EXERCISE INPUT »
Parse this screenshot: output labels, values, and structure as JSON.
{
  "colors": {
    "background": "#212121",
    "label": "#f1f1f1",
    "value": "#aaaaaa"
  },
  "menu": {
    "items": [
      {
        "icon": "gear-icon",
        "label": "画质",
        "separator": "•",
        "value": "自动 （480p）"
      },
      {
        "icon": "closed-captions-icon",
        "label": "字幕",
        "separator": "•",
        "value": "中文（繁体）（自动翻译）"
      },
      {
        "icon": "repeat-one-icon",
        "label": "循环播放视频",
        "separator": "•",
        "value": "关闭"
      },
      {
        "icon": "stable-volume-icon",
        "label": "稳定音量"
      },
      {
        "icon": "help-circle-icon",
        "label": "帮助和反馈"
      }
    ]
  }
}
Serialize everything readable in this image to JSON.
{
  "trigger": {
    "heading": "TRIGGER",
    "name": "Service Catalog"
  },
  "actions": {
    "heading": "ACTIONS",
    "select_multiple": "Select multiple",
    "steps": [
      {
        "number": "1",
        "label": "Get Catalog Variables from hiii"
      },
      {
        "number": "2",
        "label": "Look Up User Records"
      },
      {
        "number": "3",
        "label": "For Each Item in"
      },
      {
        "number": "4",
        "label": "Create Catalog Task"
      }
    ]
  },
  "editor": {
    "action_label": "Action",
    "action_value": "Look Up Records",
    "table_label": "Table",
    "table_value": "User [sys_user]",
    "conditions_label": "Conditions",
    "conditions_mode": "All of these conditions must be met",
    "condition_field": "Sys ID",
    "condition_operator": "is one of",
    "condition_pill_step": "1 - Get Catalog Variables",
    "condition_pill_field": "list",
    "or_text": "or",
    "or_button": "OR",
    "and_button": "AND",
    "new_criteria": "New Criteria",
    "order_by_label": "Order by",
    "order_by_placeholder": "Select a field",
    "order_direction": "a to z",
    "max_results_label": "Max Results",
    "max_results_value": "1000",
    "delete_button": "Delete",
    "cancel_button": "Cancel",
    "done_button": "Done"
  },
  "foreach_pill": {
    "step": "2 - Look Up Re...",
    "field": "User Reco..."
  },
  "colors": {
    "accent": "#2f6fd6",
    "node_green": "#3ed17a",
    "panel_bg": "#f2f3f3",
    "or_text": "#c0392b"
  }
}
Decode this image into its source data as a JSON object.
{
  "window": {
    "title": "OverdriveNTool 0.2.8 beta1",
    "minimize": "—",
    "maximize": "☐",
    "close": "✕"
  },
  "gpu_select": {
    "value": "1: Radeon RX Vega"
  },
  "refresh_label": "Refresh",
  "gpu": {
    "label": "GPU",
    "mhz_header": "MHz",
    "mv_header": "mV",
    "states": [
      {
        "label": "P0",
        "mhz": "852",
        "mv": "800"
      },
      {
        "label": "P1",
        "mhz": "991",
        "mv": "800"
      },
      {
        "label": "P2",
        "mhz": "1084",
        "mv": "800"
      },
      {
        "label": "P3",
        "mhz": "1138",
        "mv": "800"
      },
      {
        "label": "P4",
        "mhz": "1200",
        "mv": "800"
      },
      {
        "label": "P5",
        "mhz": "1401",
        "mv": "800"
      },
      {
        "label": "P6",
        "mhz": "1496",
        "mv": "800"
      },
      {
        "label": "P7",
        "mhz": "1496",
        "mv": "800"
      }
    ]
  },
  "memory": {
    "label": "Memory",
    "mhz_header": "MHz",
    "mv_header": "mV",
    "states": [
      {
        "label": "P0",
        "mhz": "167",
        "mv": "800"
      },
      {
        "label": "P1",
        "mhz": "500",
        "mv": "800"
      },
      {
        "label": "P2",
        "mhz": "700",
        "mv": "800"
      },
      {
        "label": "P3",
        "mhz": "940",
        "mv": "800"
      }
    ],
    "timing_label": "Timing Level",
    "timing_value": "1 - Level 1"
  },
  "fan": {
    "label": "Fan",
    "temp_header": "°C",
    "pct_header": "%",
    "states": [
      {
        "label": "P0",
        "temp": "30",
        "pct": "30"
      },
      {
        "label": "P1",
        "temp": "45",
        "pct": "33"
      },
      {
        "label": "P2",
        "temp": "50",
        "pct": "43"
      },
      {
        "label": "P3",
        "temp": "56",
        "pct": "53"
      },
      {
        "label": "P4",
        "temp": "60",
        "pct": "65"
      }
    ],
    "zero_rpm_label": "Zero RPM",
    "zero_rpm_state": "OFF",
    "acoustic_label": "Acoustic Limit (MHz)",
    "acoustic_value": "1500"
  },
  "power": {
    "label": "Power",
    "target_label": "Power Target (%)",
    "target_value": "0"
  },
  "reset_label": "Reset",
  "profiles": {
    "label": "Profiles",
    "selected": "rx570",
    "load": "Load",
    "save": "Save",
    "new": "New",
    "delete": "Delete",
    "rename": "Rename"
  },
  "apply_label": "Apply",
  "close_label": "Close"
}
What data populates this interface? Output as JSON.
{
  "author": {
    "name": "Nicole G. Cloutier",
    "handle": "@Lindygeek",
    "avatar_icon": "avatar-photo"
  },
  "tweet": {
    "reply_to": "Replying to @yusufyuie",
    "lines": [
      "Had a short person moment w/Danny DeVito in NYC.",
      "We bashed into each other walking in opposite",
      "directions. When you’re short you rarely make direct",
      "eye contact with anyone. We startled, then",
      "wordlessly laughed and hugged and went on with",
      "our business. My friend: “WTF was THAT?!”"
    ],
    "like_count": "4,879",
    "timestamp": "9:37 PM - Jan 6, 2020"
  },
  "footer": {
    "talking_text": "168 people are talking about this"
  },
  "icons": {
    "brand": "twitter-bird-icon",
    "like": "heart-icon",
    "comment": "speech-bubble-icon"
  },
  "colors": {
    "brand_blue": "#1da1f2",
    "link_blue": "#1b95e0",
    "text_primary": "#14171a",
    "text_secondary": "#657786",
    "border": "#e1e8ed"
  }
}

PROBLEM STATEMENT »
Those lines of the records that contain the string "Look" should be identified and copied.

SOLUTION »
        "label": "Look Up User Records"
    "action_value": "Look Up Records",
    "step": "2 - Look Up Re...",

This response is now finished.